“I think we need some immediate wins. We need a digital transformation.” I hear some version of this statement at almost every customer meeting followed by some excitement, many suggestions, some questions and eventually blank looks. The ‘to do what’ part is often missing.
A recent meeting went the same way. There was talk of productivity improvement, revenue enhancement, the relative merits of Jira vs Asana vs Google Sheets were discussed. But when I asked each stakeholder to describe what they thought DT meant, how they imagined their department and their wins would look post-DT, no one had an answer. Worryingly, everyone seemed to be looking at the CTO for a response and a plan for their department and for the business.
Therein lies the challenge: a digital transformation should not and cannot be a tech initiative. Focusing on digital for the sake of digital will not transform your business.
That seems illogical but it isn’t. The digital aspect may be part of a transformation but in my experience, it isn't defined by it. Too many businesses think it's about automating a few processes when it’s actually about changing the way you think about your business, your processes, your product, your customers, your environment. It's about understanding your business challenges and digging into them to find out where they stem from.

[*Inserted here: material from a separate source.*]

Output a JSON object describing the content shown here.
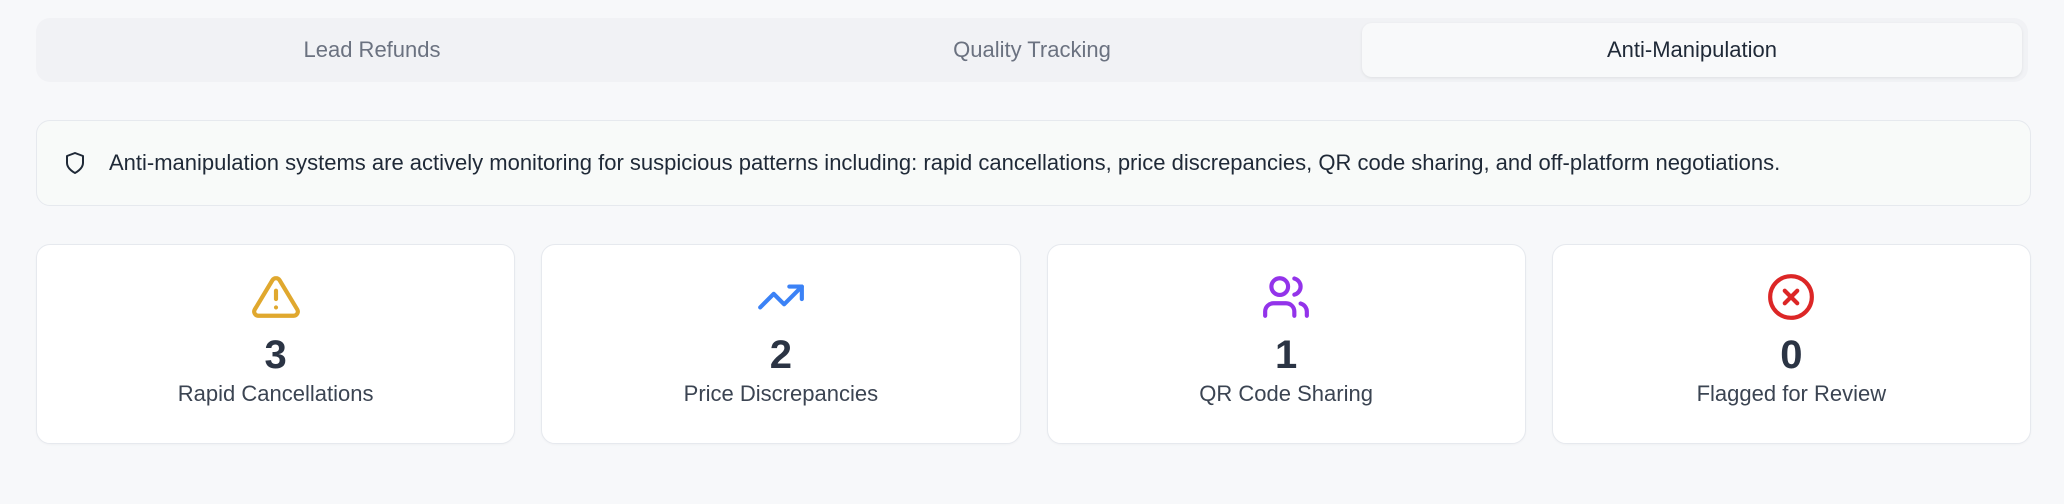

Analysing each step in the design to delivery and support value chain is the hardest part of any successful transformation, digital or otherwise. Skipping it is the reason over 80% of DT fail.
So the first few questions I ask my DT clients have less to do with technology and everything to do with business dynamics. How are customer expectations changing? How are ways of doing business changing? How will employees respond to change? Do they have the right skills? Does the company invest in them?
If they can't answer these questions, we take a step back to think about what the transformation is meant to accomplish and how it will deliver #growth.
This can be fun, fascinating or frustrating depending on the client. Whichever way it goes, I try to get a well-imagined, well-articulated vision out of the #leadership team and business heads. One that envisions a business that can respond effectively and quickly to changes in an unpredictable and unstable world. Then we work with each team or department to interpret the vision for their own purpose and bottom line.
Powering it all with the tools of technology, using automation and data to eliminate manual processing and improve reporting is the easy part. Which might not seem very transformational, but can deliver enormous aggregate #efficiencies for the end-user whether that's to management, employees or customers.
In my experience, when businesses see DT as a quick win, don't define a goal for their business, don't plan the 'how' to achieve that goal or articulate how a DT will contribute to both, they're disappointed with the results. #digitaltransformation